This excerpt taken from the COF 10-Q filed May 8, 2009.
Throughout 2008 and into 2009, Congress focused on a number of areas related to Capital Ones businesses. Seven Congressional hearings were held and numerous legislative proposals introduced on credit card practices. Concurrently, the Federal Reserve Board issued final rules in December 2008 that address many of the same issues raised by legislators. For additional information regarding the Federal Reserve Boards final rules, see Regulation of Lending Activities in our Annual Report on Form 10-K for the year ended December 31, 2008, Part I, Item 1 Supervision and Regulation. The effective date of the regulations is July 1, 2010.
Legislation has been introduced in Congress to codify the Federal Reserve rules and extend limitations to additional credit card practices. Also, in April 2009, President Obama met with executives for the largest credit card issuers including Capital One. Following that meeting the President and Treasury Secretary Geithner called for changes within the credit card industry as discussed below and included in legislation passed by the U.S. House of Representatives.
Legislation introduced by Representative Carolyn Maloney, H.R. 627, passed the House Financial Services Committee and the U.S. House of Representatives in April 2009. The legislation as passed by the House would codify the Federal Reserve rules and, within 90 days after enactment, require issuers to provide 45 days advanced notice on customer account repricings. Additionally, the legislation places limitations on the issuance of credit cards to individuals aged 18-21, requiring income verification and parental cosigners. The bill, as amended on the Floor, also added provisions at the request of the Obama Administration, including an opt-in requirement for fees assessed on over-limit transactions, data collection on interest and fees by the Federal Reserve, payment allocation methodology that requires high to low interest rate application and a 6 month period for all promotional rates. These provisions, other than those related to repricing as described herein, would become effective the earlier of one year after enactment or on July 1, 2010.
In addition, in March 2009 legislation passed the Senate Banking Committee that codifies many of the Federal Reserve rules and also greatly expands the scope, including removing the 30-day late exemption for repricing, adding limits on credit cards for individuals 18-21, limiting interest on fees and requiring a reasonableness standard for the fees, among other provisions. This legislation will be considered by the full U.S. Senate in May, and the scope of the provisions may be expanded.
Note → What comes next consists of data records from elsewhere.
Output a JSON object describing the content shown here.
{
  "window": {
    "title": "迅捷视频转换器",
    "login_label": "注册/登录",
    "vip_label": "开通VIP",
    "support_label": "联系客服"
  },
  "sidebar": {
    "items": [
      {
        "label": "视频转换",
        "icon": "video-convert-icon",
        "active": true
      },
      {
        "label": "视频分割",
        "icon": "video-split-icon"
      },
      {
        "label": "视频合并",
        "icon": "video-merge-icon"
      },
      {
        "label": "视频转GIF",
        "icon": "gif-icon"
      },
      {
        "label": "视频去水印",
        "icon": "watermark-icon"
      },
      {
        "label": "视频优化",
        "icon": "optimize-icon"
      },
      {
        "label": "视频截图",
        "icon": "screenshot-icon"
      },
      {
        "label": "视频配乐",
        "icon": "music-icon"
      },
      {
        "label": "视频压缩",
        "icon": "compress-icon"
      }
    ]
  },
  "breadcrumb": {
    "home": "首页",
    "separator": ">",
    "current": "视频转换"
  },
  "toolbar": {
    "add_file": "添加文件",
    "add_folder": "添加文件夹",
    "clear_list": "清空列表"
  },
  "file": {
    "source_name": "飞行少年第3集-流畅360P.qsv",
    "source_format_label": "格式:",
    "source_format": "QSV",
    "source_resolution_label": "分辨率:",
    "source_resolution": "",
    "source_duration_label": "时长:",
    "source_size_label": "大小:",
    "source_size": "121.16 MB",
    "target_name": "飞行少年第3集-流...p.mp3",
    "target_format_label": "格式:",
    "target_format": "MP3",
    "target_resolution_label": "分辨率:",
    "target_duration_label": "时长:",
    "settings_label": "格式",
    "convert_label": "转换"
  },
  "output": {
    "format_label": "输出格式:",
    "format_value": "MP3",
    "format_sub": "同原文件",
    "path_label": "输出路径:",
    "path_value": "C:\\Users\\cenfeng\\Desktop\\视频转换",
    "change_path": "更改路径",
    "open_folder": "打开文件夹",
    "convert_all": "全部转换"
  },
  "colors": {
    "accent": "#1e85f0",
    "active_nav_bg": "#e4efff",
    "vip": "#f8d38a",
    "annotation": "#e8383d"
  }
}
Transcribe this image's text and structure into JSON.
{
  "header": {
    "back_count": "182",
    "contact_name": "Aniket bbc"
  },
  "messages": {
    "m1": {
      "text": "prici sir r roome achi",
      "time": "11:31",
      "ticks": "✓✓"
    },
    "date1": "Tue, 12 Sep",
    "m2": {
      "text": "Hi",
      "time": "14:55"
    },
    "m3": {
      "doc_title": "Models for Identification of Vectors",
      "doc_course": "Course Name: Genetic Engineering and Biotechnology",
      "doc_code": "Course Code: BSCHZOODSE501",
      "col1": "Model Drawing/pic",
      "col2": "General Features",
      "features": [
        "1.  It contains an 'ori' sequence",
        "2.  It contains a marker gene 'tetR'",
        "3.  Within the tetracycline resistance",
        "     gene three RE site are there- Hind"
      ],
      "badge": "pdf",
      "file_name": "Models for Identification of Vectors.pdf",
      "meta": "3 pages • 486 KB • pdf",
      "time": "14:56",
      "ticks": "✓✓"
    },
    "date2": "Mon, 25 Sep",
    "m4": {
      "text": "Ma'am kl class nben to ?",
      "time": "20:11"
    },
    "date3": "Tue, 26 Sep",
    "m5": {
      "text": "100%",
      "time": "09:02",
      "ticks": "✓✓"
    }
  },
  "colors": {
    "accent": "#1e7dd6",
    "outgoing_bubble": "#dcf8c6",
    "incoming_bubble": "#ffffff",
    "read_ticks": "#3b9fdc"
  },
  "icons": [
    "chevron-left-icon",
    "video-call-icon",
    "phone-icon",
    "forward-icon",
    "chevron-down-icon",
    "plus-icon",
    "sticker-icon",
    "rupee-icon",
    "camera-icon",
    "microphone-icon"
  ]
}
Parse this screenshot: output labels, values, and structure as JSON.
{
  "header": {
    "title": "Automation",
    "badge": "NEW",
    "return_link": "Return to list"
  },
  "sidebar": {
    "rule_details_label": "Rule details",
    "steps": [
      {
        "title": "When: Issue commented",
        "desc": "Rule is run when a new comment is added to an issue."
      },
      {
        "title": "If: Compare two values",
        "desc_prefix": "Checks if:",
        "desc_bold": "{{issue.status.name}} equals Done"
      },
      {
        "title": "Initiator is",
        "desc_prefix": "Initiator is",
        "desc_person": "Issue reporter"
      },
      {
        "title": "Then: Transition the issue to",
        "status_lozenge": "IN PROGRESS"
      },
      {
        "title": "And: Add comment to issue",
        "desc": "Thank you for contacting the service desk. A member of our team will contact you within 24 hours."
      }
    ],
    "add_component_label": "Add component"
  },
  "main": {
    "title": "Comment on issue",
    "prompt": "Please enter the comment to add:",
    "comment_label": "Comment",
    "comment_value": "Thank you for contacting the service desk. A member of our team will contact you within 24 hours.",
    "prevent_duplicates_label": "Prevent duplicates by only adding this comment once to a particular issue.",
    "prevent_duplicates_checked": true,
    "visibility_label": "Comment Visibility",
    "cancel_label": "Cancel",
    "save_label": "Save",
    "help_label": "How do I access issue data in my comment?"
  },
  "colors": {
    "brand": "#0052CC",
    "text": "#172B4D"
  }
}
As currently drafted, this legislation would become effective nine months after enactment.
As a result of the overall political environment, new legislation governing the credit card industry appears imminent. Although the Company has not engaged in many of the practices prohibited by the Federal Reserve amendments or the proposed legislation, the additional rules could have a material adverse effect on future revenues in our U.S. credit card business and could reduce the overall returns of our card business and make the card business generally less resilient in future economic downturns.
In 2008, legislation was also introduced to regulate interchange fees. Several hearings were held, but the legislation was not considered by the full House or by the U.S. Senate. An amendment was submitted to the U.S. House of Representatives Committee on Rules to address interchange on H.R. 627; however, it was not among the amendments made in order for Floor debate and therefore was not included in the legislation. It could be raised in the U.S. Senate as credit card practices continue to be debated. Additionally, it is expected this issue will continue to be raised at the state level.
Since 2008, Congress also focused on the housing market, looking at both retrospective and prospective solutions. In July 2008, legislation was enacted to create additional federal backstops and strengthen regulation of the Government Sponsored Enterprises (GSEs), including an overhaul of Federal Housing Administration (FHA) programs. In March 2009, H.R. 1728, the Mortgage Reform and Anti-Predatory Lending Act was introduced in the U.S. House. This legislation was considered and passed by the House Financial Services Committee in April. As passed by the Committee, H.R. 1728 would place a federal duty of care on mortgage originators, lower the threshold for loans covered under the Home Ownership Protection and Equity Act (HOEPA), as well as address assignee liability and require that securitizers retain access to all loans packaged and sold. This legislation is expected to be considered by the U.S. House in May 2009; however, there is no companion legislation currently in the U.S. Senate.